What the task requires
Of the lines below, count those containing the word "method". Reply with the number alone.
-- Opening Marker --
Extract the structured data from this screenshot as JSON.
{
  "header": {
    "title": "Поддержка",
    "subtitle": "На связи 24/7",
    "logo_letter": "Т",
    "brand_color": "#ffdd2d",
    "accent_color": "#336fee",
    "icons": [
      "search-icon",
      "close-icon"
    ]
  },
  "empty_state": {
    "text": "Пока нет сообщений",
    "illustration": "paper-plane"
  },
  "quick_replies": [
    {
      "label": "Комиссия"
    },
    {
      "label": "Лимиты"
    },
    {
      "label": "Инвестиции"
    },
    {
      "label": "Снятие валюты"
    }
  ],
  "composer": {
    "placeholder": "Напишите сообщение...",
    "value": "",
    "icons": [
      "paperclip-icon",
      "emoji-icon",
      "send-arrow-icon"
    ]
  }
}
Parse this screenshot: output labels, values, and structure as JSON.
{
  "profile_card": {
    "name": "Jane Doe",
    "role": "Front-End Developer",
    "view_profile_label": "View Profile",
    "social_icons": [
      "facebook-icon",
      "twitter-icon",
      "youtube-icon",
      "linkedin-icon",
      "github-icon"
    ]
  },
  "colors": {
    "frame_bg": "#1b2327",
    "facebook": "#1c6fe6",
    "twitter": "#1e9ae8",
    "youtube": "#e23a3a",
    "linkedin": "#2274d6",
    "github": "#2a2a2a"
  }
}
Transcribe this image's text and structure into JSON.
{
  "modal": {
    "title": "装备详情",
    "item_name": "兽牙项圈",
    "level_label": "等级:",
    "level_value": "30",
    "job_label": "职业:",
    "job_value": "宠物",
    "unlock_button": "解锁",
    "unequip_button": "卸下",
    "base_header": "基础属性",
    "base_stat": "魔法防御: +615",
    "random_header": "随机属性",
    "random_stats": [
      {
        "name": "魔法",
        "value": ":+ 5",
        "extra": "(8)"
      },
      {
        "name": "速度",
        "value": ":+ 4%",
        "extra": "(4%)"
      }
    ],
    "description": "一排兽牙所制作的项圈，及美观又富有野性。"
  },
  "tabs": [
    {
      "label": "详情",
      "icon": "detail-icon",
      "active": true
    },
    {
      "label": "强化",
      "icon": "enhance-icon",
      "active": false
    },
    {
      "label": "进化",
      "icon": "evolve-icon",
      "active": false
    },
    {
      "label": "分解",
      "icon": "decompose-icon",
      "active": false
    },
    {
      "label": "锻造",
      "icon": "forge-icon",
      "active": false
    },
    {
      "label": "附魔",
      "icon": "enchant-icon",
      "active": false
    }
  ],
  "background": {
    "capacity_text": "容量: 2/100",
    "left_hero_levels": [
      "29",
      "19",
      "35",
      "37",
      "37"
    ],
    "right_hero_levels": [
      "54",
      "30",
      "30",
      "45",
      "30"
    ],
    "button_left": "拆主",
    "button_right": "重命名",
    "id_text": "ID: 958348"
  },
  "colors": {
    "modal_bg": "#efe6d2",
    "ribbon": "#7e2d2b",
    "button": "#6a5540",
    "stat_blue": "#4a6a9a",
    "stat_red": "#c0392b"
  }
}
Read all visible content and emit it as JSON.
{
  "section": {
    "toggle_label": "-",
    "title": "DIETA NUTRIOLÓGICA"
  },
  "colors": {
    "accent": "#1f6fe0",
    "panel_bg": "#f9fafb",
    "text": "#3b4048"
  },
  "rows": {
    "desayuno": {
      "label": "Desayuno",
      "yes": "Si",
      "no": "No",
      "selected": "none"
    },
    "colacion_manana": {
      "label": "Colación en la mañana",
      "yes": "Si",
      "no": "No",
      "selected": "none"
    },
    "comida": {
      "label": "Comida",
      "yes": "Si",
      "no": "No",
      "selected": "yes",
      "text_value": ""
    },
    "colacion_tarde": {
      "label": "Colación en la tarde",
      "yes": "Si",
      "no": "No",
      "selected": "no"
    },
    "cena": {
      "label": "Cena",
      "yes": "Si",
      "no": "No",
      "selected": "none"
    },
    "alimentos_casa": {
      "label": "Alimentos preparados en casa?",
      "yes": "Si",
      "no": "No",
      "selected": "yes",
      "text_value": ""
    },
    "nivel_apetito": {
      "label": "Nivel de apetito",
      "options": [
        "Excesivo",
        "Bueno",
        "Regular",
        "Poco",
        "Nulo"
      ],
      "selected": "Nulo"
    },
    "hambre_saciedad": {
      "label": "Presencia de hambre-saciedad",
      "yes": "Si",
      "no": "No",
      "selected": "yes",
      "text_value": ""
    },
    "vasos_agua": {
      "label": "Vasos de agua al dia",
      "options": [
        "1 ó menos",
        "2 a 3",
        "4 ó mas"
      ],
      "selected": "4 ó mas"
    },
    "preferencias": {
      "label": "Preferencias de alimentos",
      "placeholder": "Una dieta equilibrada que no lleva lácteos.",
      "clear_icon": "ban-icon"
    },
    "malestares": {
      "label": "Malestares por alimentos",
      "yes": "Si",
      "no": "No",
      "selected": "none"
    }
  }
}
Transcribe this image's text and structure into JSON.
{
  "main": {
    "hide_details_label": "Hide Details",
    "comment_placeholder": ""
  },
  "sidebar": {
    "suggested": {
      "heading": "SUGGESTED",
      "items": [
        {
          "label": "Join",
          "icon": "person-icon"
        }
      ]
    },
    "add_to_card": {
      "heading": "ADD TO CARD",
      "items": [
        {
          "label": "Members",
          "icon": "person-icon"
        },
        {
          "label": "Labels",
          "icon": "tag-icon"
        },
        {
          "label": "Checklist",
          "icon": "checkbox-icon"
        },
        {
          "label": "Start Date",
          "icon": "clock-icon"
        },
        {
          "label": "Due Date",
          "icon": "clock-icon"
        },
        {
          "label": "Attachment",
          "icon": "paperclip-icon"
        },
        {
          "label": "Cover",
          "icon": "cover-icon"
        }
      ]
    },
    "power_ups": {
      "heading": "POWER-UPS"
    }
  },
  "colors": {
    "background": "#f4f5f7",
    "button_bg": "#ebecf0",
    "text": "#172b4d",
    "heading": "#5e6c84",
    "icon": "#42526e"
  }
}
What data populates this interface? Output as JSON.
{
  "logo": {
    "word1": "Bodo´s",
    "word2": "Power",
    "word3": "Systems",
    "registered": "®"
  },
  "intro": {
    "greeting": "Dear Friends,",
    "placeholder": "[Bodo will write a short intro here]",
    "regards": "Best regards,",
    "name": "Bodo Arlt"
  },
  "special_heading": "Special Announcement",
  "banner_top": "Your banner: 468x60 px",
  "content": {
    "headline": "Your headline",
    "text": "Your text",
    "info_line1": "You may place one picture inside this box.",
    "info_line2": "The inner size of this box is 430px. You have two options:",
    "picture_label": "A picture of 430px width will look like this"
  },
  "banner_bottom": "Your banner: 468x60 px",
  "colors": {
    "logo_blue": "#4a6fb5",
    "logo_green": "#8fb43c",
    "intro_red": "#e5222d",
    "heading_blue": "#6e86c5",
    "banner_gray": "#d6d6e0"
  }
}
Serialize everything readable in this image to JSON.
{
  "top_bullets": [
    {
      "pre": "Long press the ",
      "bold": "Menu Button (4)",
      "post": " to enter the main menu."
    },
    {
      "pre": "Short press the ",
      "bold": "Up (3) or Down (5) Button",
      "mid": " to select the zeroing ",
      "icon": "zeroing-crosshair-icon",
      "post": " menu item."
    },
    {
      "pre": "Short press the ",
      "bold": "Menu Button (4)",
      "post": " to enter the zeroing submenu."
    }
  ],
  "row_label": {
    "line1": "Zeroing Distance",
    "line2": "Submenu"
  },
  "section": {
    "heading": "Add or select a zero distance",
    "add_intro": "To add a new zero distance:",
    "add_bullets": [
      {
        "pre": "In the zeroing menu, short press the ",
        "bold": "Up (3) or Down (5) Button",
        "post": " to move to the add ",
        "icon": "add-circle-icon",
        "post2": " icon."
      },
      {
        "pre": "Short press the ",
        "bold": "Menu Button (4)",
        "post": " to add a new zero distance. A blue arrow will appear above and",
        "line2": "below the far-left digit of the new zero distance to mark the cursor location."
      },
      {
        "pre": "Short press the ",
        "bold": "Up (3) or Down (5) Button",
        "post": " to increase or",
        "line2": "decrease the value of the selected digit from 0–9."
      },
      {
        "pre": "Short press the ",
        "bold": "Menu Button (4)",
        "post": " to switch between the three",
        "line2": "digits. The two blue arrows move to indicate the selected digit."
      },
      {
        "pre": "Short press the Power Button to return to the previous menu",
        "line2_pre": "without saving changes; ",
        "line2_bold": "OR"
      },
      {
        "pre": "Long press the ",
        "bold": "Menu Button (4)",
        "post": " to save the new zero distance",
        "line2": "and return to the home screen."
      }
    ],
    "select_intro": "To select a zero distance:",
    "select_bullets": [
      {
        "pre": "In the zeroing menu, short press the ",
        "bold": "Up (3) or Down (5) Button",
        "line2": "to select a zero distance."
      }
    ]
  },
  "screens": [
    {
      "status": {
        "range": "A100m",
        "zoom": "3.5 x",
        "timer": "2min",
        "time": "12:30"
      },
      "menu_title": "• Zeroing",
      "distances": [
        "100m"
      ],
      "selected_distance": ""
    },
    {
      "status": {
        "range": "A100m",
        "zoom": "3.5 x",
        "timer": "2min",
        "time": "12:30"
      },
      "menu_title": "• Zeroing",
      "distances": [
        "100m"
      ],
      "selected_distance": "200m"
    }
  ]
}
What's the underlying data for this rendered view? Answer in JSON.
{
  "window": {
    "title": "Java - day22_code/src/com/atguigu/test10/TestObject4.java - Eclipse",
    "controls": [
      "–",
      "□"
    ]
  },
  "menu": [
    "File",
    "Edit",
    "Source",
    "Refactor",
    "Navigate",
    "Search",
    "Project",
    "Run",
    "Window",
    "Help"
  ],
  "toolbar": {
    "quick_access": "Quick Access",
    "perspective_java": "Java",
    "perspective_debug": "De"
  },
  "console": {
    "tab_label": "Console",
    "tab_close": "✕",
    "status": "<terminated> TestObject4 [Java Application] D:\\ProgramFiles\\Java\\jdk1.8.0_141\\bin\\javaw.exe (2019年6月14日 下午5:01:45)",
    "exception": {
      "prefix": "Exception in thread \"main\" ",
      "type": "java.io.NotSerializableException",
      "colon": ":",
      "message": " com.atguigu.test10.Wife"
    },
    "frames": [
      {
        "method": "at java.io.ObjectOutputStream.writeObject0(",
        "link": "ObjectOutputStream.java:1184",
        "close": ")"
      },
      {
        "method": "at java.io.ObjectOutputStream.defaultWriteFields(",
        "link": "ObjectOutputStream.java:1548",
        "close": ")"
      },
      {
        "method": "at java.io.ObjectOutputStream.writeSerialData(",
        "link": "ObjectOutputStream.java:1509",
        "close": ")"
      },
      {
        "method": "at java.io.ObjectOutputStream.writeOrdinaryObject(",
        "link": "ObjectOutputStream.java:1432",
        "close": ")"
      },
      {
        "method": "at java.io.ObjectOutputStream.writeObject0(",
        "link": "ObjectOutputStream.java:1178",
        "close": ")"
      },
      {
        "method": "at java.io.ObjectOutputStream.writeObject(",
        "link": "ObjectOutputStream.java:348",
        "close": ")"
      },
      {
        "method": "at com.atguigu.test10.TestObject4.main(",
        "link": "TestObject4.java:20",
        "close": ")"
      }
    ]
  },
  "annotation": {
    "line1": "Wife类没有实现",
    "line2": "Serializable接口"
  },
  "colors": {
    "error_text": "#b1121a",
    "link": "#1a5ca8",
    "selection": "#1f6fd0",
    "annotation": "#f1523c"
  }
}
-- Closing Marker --
Problem solution
7